» **Problem to solve**
Would you please copy out each entry exactly?

[Excerpts from a dataset]
[Start of Attachment]
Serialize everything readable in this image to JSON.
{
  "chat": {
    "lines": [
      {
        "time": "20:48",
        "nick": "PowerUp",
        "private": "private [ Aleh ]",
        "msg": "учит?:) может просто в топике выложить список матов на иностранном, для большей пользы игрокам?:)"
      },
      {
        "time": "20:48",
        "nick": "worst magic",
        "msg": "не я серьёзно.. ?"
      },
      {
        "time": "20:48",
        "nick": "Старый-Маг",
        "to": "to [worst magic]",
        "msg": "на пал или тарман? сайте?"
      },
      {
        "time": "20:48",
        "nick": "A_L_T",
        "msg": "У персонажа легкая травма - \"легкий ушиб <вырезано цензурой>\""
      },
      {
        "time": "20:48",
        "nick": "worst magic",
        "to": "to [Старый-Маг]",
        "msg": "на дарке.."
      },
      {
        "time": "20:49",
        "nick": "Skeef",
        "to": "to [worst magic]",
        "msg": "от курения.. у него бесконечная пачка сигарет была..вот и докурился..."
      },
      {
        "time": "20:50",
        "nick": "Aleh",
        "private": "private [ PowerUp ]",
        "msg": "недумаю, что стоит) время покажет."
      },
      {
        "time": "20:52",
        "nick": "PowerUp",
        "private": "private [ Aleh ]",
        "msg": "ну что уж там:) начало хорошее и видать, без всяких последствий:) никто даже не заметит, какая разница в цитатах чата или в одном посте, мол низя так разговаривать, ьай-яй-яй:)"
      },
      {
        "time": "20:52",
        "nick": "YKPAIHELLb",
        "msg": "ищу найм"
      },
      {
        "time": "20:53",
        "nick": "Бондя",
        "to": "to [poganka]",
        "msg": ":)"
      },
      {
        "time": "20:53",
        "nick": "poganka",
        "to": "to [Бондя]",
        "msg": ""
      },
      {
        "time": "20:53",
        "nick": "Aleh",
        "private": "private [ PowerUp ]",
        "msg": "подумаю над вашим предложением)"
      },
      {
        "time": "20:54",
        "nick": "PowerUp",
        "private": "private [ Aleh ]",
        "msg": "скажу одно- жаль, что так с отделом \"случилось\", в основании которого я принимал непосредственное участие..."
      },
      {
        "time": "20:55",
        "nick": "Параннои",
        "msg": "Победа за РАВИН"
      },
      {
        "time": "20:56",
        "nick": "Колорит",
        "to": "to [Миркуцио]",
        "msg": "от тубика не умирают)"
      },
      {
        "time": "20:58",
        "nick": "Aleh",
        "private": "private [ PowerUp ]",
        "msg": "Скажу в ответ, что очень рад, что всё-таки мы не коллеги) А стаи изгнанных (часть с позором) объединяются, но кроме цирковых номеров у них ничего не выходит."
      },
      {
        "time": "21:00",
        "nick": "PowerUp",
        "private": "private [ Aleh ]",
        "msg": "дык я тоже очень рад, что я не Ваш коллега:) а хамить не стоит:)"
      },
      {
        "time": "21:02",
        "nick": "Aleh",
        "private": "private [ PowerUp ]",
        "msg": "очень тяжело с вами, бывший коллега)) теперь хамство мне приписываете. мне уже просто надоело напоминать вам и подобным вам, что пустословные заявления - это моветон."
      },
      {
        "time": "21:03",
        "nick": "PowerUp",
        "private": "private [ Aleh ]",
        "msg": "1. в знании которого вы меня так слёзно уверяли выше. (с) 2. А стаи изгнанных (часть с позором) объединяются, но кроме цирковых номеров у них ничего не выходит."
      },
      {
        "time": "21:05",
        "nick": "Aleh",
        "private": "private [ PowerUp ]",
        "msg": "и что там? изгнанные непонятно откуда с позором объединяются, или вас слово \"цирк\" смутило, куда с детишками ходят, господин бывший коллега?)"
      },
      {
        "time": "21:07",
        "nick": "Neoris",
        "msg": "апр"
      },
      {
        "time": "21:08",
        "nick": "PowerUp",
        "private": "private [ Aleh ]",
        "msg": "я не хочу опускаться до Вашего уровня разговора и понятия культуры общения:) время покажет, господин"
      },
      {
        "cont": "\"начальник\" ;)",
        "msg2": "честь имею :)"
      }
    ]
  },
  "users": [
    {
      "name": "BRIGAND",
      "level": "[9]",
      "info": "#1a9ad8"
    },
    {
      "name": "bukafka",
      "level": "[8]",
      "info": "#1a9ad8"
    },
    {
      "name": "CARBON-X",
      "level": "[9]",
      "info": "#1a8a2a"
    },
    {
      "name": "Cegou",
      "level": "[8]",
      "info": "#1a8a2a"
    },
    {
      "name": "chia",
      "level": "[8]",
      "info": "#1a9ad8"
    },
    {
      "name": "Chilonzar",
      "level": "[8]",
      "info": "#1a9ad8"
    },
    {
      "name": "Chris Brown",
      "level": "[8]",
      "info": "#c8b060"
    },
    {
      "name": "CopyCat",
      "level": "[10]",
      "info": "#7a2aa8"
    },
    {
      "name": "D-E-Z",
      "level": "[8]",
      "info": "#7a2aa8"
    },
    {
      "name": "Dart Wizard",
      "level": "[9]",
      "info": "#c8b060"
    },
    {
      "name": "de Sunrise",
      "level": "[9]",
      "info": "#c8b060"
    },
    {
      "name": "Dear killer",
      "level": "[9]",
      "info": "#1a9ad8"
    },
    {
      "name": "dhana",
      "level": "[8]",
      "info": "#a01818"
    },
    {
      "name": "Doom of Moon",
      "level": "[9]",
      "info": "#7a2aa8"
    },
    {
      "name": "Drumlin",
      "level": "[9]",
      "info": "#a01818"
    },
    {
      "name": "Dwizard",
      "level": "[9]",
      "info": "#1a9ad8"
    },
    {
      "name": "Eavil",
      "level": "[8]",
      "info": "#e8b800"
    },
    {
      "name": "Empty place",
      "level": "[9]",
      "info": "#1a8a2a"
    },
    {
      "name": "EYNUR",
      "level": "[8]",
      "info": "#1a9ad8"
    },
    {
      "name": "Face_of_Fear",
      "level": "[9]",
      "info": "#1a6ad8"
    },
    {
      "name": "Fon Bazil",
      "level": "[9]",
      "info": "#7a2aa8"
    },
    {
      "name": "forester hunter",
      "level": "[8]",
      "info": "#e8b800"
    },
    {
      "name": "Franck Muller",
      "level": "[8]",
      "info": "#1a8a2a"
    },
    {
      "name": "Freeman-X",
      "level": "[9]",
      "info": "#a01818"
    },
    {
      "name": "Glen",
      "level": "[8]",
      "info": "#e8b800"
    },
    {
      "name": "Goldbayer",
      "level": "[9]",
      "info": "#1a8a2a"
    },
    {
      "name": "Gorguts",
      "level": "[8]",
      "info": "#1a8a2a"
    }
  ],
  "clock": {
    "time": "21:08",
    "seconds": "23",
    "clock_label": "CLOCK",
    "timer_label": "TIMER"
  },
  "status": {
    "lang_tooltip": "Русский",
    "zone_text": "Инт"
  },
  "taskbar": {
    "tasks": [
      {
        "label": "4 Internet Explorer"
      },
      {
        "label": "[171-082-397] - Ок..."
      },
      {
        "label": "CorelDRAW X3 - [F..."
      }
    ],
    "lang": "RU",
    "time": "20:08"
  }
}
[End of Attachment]
» **Written solution**
Serialize everything readable in this image to JSON.
{
  "chat": {
    "lines": [
      {
        "time": "20:48",
        "nick": "PowerUp",
        "private": "private [ Aleh ]",
        "msg": "учит?:) может просто в топике выложить список матов на иностранном, для большей пользы игрокам?:)"
      },
      {
        "time": "20:48",
        "nick": "worst magic",
        "msg": "не я серьёзно.. ?"
      },
      {
        "time": "20:48",
        "nick": "Старый-Маг",
        "to": "to [worst magic]",
        "msg": "на пал или тарман? сайте?"
      },
      {
        "time": "20:48",
        "nick": "A_L_T",
        "msg": "У персонажа легкая травма - \"легкий ушиб <вырезано цензурой>\""
      },
      {
        "time": "20:48",
        "nick": "worst magic",
        "to": "to [Старый-Маг]",
        "msg": "на дарке.."
      },
      {
        "time": "20:49",
        "nick": "Skeef",
        "to": "to [worst magic]",
        "msg": "от курения.. у него бесконечная пачка сигарет была..вот и докурился..."
      },
      {
        "time": "20:50",
        "nick": "Aleh",
        "private": "private [ PowerUp ]",
        "msg": "недумаю, что стоит) время покажет."
      },
      {
        "time": "20:52",
        "nick": "PowerUp",
        "private": "private [ Aleh ]",
        "msg": "ну что уж там:) начало хорошее и видать, без всяких последствий:) никто даже не заметит, какая разница в цитатах чата или в одном посте, мол низя так разговаривать, ьай-яй-яй:)"
      },
      {
        "time": "20:52",
        "nick": "YKPAIHELLb",
        "msg": "ищу найм"
      },
      {
        "time": "20:53",
        "nick": "Бондя",
        "to": "to [poganka]",
        "msg": ":)"
      },
      {
        "time": "20:53",
        "nick": "poganka",
        "to": "to [Бондя]",
        "msg": ""
      },
      {
        "time": "20:53",
        "nick": "Aleh",
        "private": "private [ PowerUp ]",
        "msg": "подумаю над вашим предложением)"
      },
      {
        "time": "20:54",
        "nick": "PowerUp",
        "private": "private [ Aleh ]",
        "msg": "скажу одно- жаль, что так с отделом \"случилось\", в основании которого я принимал непосредственное участие..."
      },
      {
        "time": "20:55",
        "nick": "Параннои",
        "msg": "Победа за РАВИН"
      },
      {
        "time": "20:56",
        "nick": "Колорит",
        "to": "to [Миркуцио]",
        "msg": "от тубика не умирают)"
      },
      {
        "time": "20:58",
        "nick": "Aleh",
        "private": "private [ PowerUp ]",
        "msg": "Скажу в ответ, что очень рад, что всё-таки мы не коллеги) А стаи изгнанных (часть с позором) объединяются, но кроме цирковых номеров у них ничего не выходит."
      },
      {
        "time": "21:00",
        "nick": "PowerUp",
        "private": "private [ Aleh ]",
        "msg": "дык я тоже очень рад, что я не Ваш коллега:) а хамить не стоит:)"
      },
      {
        "time": "21:02",
        "nick": "Aleh",
        "private": "private [ PowerUp ]",
        "msg": "очень тяжело с вами, бывший коллега)) теперь хамство мне приписываете. мне уже просто надоело напоминать вам и подобным вам, что пустословные заявления - это моветон."
      },
      {
        "time": "21:03",
        "nick": "PowerUp",
        "private": "private [ Aleh ]",
        "msg": "1. в знании которого вы меня так слёзно уверяли выше. (с) 2. А стаи изгнанных (часть с позором) объединяются, но кроме цирковых номеров у них ничего не выходит."
      },
      {
        "time": "21:05",
        "nick": "Aleh",
        "private": "private [ PowerUp ]",
        "msg": "и что там? изгнанные непонятно откуда с позором объединяются, или вас слово \"цирк\" смутило, куда с детишками ходят, господин бывший коллега?)"
      },
      {
        "time": "21:07",
        "nick": "Neoris",
        "msg": "апр"
      },
      {
        "time": "21:08",
        "nick": "PowerUp",
        "private": "private [ Aleh ]",
        "msg": "я не хочу опускаться до Вашего уровня разговора и понятия культуры общения:) время покажет, господин"
      },
      {
        "cont": "\"начальник\" ;)",
        "msg2": "честь имею :)"
      }
    ]
  },
  "users": [
    {
      "name": "BRIGAND",
      "level": "[9]",
      "info": "#1a9ad8"
    },
    {
      "name": "bukafka",
      "level": "[8]",
      "info": "#1a9ad8"
    },
    {
      "name": "CARBON-X",
      "level": "[9]",
      "info": "#1a8a2a"
    },
    {
      "name": "Cegou",
      "level": "[8]",
      "info": "#1a8a2a"
    },
    {
      "name": "chia",
      "level": "[8]",
      "info": "#1a9ad8"
    },
    {
      "name": "Chilonzar",
      "level": "[8]",
      "info": "#1a9ad8"
    },
    {
      "name": "Chris Brown",
      "level": "[8]",
      "info": "#c8b060"
    },
    {
      "name": "CopyCat",
      "level": "[10]",
      "info": "#7a2aa8"
    },
    {
      "name": "D-E-Z",
      "level": "[8]",
      "info": "#7a2aa8"
    },
    {
      "name": "Dart Wizard",
      "level": "[9]",
      "info": "#c8b060"
    },
    {
      "name": "de Sunrise",
      "level": "[9]",
      "info": "#c8b060"
    },
    {
      "name": "Dear killer",
      "level": "[9]",
      "info": "#1a9ad8"
    },
    {
      "name": "dhana",
      "level": "[8]",
      "info": "#a01818"
    },
    {
      "name": "Doom of Moon",
      "level": "[9]",
      "info": "#7a2aa8"
    },
    {
      "name": "Drumlin",
      "level": "[9]",
      "info": "#a01818"
    },
    {
      "name": "Dwizard",
      "level": "[9]",
      "info": "#1a9ad8"
    },
    {
      "name": "Eavil",
      "level": "[8]",
      "info": "#e8b800"
    },
    {
      "name": "Empty place",
      "level": "[9]",
      "info": "#1a8a2a"
    },
    {
      "name": "EYNUR",
      "level": "[8]",
      "info": "#1a9ad8"
    },
    {
      "name": "Face_of_Fear",
      "level": "[9]",
      "info": "#1a6ad8"
    },
    {
      "name": "Fon Bazil",
      "level": "[9]",
      "info": "#7a2aa8"
    },
    {
      "name": "forester hunter",
      "level": "[8]",
      "info": "#e8b800"
    },
    {
      "name": "Franck Muller",
      "level": "[8]",
      "info": "#1a8a2a"
    },
    {
      "name": "Freeman-X",
      "level": "[9]",
      "info": "#a01818"
    },
    {
      "name": "Glen",
      "level": "[8]",
      "info": "#e8b800"
    },
    {
      "name": "Goldbayer",
      "level": "[9]",
      "info": "#1a8a2a"
    },
    {
      "name": "Gorguts",
      "level": "[8]",
      "info": "#1a8a2a"
    }
  ],
  "clock": {
    "time": "21:08",
    "seconds": "23",
    "clock_label": "CLOCK",
    "timer_label": "TIMER"
  },
  "status": {
    "lang_tooltip": "Русский",
    "zone_text": "Инт"
  },
  "taskbar": {
    "tasks": [
      {
        "label": "4 Internet Explorer"
      },
      {
        "label": "[171-082-397] - Ок..."
      },
      {
        "label": "CorelDRAW X3 - [F..."
      }
    ],
    "lang": "RU",
    "time": "20:08"
  }
}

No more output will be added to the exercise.